In order to manage this relationship, Goldenberg and his team strive to employ a bit of the IT professional's language. "We try to focus on the things that are important to IT people: reliability and ease of use," he said. "People tend to look at AV as not always reliable, especially when you are talking about videoconferencing and that type of AV installation. You have to build confidence that audio products are very reliable, and the control systems that are managing the underlying technology are also reliable."

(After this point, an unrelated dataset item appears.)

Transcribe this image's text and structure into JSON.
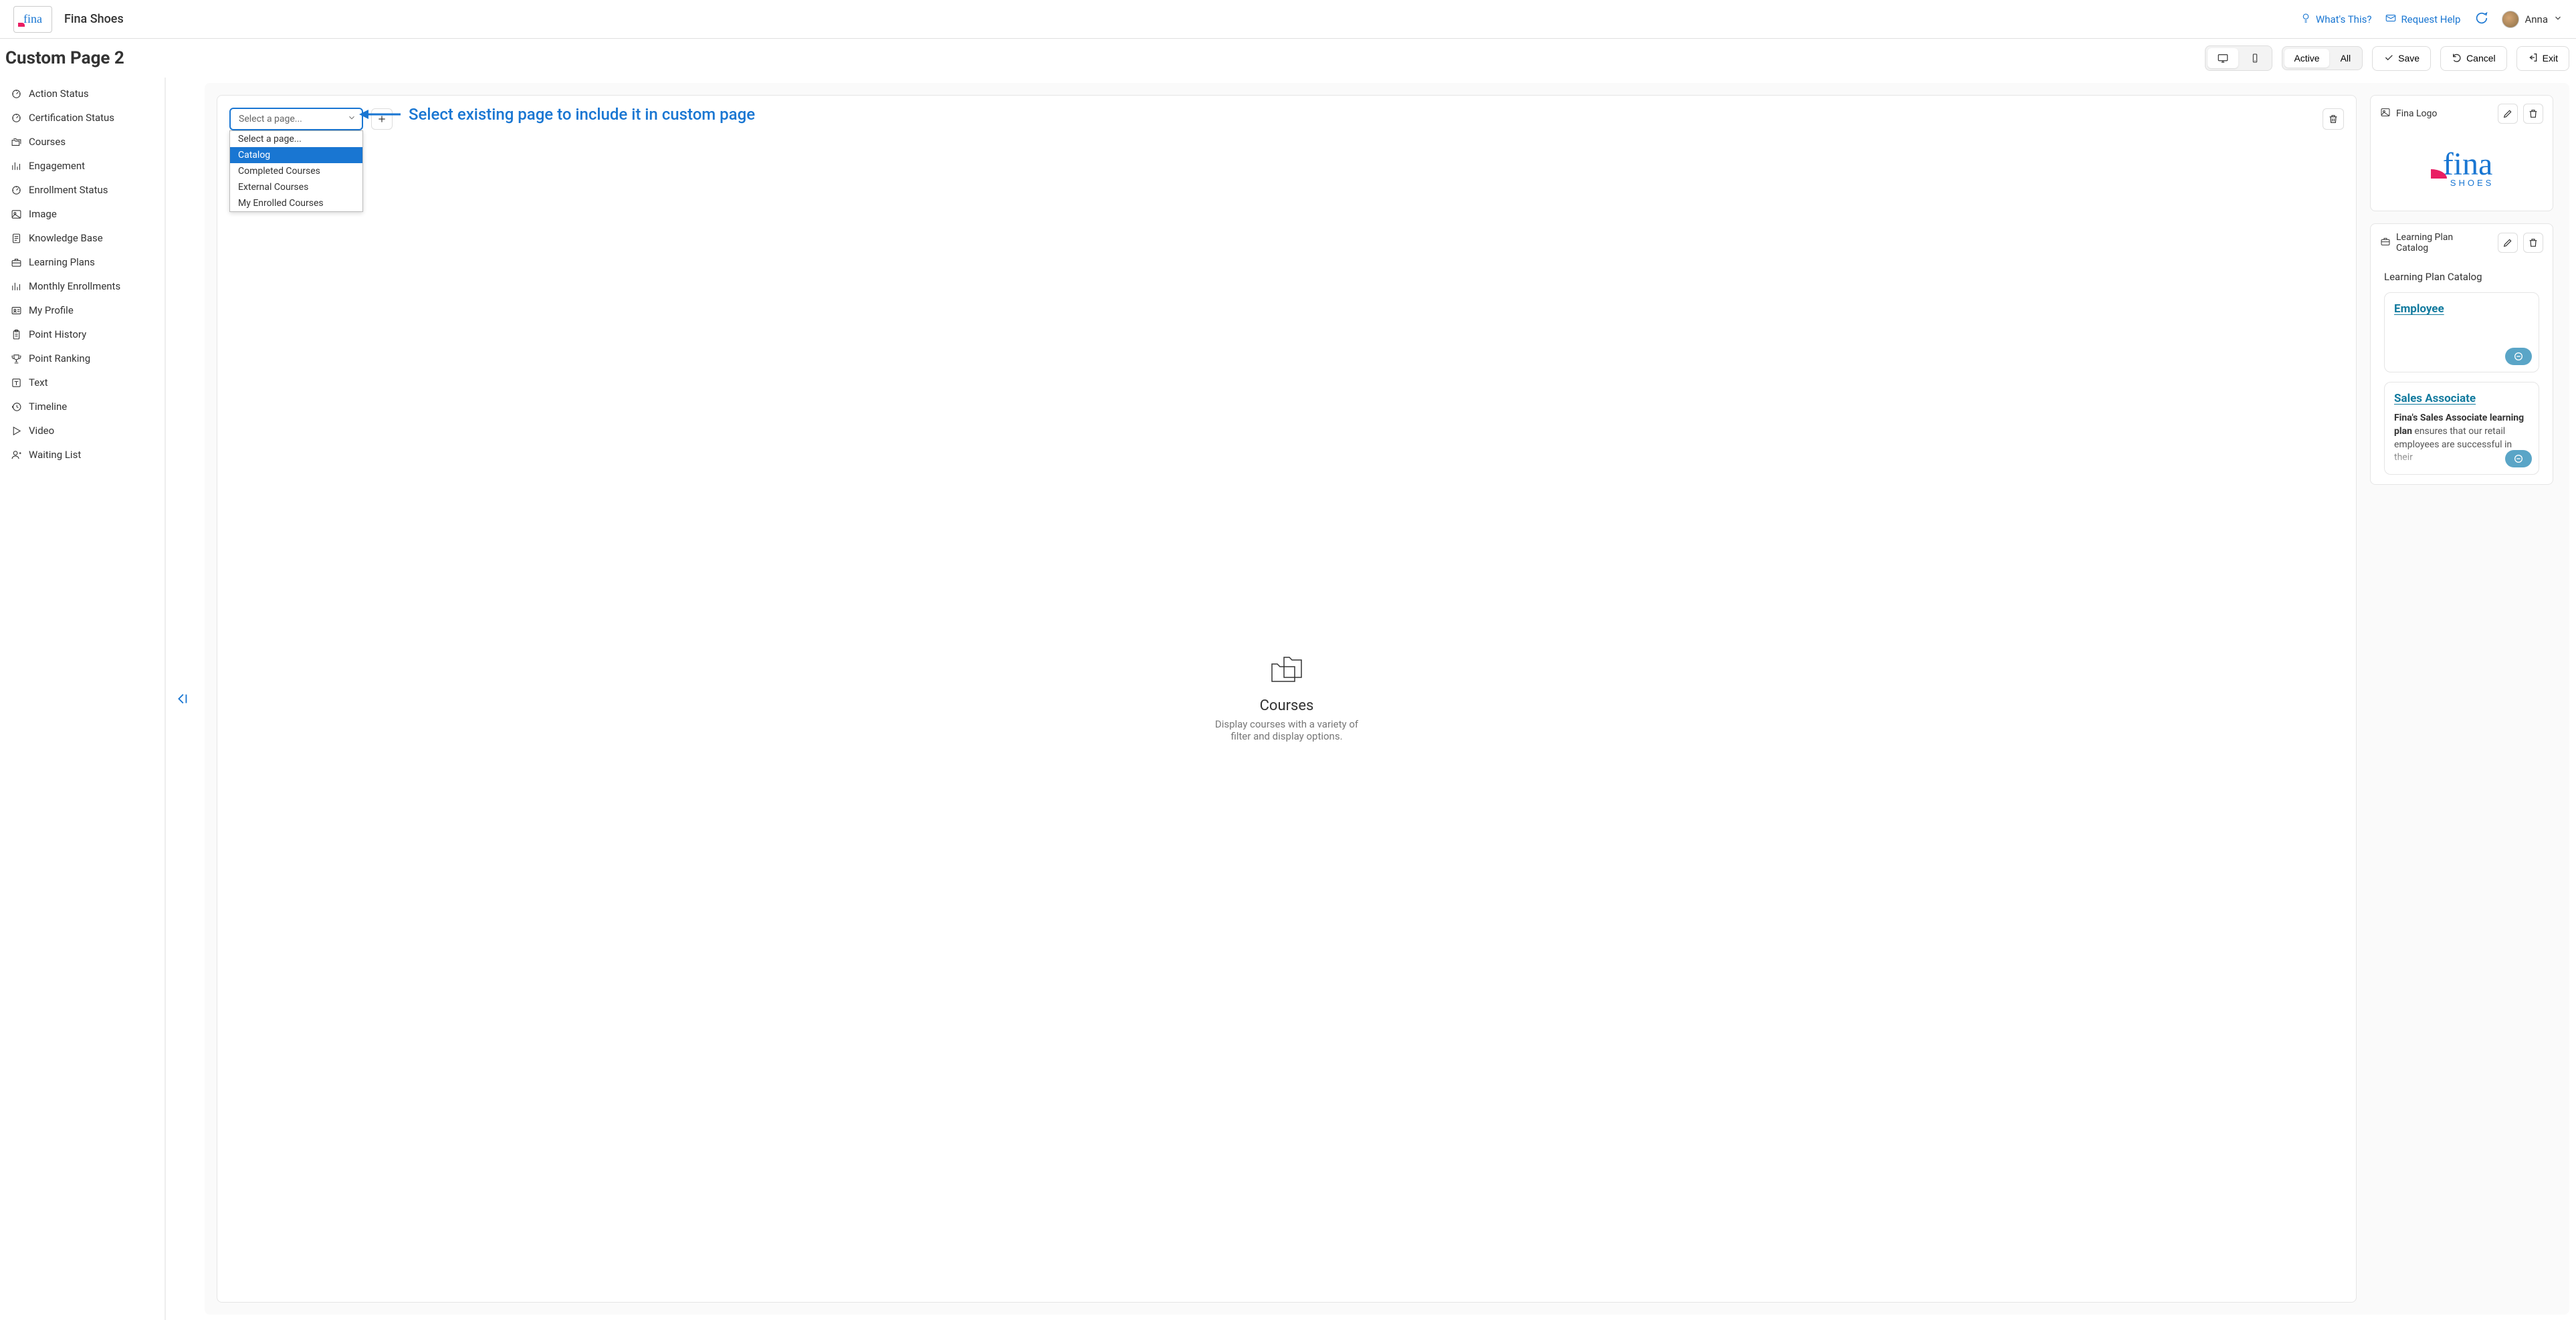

Goldenberg noted that this has become necessary, mainly because the number of on-site AV-specific divisions is decreasing. "Unless you are a giant corporation, there aren't even AV teams. Most of our projects fall under the facilities department or, more and more, IT," he said. "Where there are AV teams or individuals in charge, they are very comfortable with our systems. The only concern that they have is that they don't want to see anything go on the network. They want to keep the AV products separate from the IT products. They will be the first individuals to tell us not to install anything that is IP-controllable. I think that goes back to job security and managing their discipline, and the fear that everything is going to end up in an IT department's domain."

In an effort to assure the IT client that their teams are knowledgeable in Information Technology, Ace encourages its staff to obtain IT-based certifications over and above their AV credentials. "Because now we are dealing more and more with IT people, we are beginning to certify our technicians in Microsoft, Cisco, and those disciplines," Goldenberg explained. "Now, not only do they have a CTS designation, they will have a Microsoft, Cisco, or Oracle certification. That is how we are getting over the fact that the IT people might not feel comfortable with AV. When you have those types of certifications as part of your credentials, you jump up in their minds as someone who can really support their AV, as well as their IT needs."

Goldenberg concluded that while IT is becoming the basis for many systems-thus appointing IT professionals as the decision-makers during projects-there will remain a clear division between IT and AV when it comes to the products involved. "I think we will see more of a convergence on the end-user's side of the equation. In other words, the end-user won't have an AV department and an IT department; more than likely, they will have just an IT department," he said. "As far as the products go, some of them lend themselves very well to being IT- and IP-compatible products. Control systems are a good example of this. However, while plasma screens and projectors may be IP-compatible, they are really not products that I would consider IT products. So, from an end-user's perspective, IT may be taking over AV, but from a product perspective, we will continue to see some separation, except for control systems."


Carolyn Heinze has covered everything from AV/IT and business to cowboys and cowgirls ... and the horses they love. She was the Paris contributing editor for the pan-European site Running in Heels, providing news and views on fashion, culture, and the arts for her column, “France in Your Pants.” She has also contributed critiques of foreign cinema and French politics for the politico-literary site, The New Vulgate.